Immaculate reproductions of browsers including the trusted sections above the line of death have been created that fool even eagle-eyed researchers. Microsoft's own security researchers in 2007 would find picture-in-picture attacks to be virtually perfect.

The team of four wrote, in a paper titled An Evaluation of Extended Validation and Picture-in-Picture Phishing Attacks wrote in the paper [PDF] that the attack vector was so compelling it beat all other phishing techniques including homograph tricks in which letters of legitimate URLs are replaced with visually similar equivalents from, for example, the Cyrillic alphabet. Everything is untrusted: The line of death dies in HTML5.
Image: Lawrence. Picture-in-picture attacks also rendered ineffective the then-new extended validation SSL certificate scheme for determining malicious sites.

Extended validation, now mainstream, displays a green address bar padlock for participating and verified sites.

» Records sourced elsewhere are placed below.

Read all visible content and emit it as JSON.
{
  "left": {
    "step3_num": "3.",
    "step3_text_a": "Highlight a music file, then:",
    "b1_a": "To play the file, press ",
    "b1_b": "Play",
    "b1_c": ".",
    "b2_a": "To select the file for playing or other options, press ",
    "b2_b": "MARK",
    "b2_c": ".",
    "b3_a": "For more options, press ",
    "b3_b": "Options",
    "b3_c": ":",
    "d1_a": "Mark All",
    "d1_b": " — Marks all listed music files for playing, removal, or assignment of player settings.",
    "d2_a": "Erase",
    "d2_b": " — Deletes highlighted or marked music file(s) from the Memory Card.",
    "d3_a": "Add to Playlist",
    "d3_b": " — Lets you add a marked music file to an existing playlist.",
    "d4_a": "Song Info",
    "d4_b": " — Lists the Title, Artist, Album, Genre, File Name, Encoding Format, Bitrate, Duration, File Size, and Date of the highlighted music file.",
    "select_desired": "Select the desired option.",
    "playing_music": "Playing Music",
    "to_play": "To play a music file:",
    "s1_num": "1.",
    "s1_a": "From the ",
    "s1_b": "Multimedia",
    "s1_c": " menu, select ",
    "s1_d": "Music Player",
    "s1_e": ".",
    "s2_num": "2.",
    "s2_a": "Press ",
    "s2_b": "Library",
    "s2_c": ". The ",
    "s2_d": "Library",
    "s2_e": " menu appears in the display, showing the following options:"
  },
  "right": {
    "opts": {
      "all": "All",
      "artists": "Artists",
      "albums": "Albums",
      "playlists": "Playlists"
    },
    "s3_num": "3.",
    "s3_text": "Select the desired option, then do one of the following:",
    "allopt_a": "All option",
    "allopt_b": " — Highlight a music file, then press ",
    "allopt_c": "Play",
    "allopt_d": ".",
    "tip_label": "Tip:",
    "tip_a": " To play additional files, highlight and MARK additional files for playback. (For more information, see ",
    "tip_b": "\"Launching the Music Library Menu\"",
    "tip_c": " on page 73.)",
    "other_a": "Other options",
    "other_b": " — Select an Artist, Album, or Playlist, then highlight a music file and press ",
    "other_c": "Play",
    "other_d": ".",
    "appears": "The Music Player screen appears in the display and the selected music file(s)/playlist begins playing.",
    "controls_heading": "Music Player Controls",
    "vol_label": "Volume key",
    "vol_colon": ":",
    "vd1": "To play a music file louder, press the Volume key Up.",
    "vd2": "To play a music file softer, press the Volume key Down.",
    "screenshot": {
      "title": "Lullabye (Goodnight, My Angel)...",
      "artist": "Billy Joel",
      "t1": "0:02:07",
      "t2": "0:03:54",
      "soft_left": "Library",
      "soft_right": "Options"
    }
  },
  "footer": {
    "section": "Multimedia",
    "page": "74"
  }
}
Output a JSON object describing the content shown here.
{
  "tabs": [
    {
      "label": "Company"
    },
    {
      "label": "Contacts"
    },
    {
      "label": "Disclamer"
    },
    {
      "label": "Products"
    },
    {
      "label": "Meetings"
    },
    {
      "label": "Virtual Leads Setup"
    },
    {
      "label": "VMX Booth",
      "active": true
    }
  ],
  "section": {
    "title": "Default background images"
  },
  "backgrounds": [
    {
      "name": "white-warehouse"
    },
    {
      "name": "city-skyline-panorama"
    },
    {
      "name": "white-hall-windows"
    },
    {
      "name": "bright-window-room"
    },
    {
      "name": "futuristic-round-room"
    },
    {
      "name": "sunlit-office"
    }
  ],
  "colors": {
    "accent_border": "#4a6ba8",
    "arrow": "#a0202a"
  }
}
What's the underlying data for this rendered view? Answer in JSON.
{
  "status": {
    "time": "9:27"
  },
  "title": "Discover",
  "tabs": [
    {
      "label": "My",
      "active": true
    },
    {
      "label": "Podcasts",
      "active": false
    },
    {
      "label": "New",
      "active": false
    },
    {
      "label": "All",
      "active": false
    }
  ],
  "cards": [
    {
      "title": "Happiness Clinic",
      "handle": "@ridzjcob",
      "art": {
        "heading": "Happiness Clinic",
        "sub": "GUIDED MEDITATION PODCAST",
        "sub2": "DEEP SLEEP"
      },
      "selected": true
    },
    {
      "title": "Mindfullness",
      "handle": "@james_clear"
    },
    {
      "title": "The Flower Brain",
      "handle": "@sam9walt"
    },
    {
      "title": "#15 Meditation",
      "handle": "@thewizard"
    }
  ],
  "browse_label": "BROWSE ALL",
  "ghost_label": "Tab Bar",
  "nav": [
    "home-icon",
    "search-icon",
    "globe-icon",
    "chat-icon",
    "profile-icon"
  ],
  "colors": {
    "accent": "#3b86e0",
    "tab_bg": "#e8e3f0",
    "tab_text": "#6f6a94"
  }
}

The inconvenient research spooked one large certificate vendor then in talks with Redmond over buddying up for the then new certificates. The line of death receded further with the advent of HTML 5, which brought with it the ability for websites, and phishers, to push browsers into fullscreen mode which wiped any line between trusted and untrusted content. And the line is all-but-absent on mobile devices, where simplicity and minimalism is king. "We are seeing a lot more hits on phishing links in mobile because it is so much harder to extract necessary information," Sophos senior technology consultant Sean Richmond tells El Reg . "Expanding the URLs is more difficult and it is harder to get the information users need to make decisions, so security awareness can suffer." Email apps are similarly breaching the line of death. Outlook's modern versions place a trusted message of "this message is from a trusted sender" within the untrusted email contents window, allowing phishers to replicate the notice. "Security UI is hard," Lawrence says. ® Sponsored: Customer Identity and Access Management